What you are asked to do: Search the data for the string "title" and gather each line it is in.

(Items from a dataset)
BEGIN

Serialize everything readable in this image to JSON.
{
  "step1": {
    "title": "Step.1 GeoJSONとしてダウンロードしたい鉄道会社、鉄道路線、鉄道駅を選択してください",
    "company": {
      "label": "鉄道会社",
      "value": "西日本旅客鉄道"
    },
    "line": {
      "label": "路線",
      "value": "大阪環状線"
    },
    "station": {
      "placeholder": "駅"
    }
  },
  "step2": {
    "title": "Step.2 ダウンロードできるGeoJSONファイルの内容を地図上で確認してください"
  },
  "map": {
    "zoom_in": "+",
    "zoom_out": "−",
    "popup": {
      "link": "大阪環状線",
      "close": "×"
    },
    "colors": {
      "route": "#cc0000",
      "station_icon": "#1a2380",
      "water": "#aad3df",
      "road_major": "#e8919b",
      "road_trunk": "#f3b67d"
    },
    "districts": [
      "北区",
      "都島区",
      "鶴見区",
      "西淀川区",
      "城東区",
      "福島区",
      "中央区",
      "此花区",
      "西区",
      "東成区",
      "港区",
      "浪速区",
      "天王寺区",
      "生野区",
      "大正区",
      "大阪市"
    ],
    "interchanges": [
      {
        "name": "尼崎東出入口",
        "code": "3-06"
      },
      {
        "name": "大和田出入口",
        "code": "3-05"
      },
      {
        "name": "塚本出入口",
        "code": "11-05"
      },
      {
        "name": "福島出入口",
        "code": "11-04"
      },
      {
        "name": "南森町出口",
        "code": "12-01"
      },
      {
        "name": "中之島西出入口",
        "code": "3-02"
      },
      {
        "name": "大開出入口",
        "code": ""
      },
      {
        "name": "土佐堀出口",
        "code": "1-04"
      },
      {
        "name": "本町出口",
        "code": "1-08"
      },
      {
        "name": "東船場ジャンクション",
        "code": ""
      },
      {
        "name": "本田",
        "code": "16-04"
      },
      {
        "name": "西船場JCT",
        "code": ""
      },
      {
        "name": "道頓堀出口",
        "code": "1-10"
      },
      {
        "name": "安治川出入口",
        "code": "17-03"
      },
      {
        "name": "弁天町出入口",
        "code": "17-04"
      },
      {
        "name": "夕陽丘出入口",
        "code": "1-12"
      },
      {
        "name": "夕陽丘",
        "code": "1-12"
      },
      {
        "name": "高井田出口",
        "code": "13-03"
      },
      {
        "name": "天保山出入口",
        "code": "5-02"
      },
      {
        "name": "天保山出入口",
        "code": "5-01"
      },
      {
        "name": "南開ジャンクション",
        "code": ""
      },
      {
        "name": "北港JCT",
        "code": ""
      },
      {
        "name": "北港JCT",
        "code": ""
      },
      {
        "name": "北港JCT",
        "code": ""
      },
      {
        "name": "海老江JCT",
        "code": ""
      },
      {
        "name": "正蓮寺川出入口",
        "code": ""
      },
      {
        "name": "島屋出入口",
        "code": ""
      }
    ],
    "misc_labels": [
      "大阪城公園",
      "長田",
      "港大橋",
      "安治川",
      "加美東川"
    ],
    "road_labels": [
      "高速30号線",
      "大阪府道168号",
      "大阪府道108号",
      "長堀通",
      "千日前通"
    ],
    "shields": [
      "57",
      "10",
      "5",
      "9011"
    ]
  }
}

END

Exercise output:
    "title": "Step.1 GeoJSONとしてダウンロードしたい鉄道会社、鉄道路線、鉄道駅を選択してください",
    "title": "Step.2 ダウンロードできるGeoJSONファイルの内容を地図上で確認してください"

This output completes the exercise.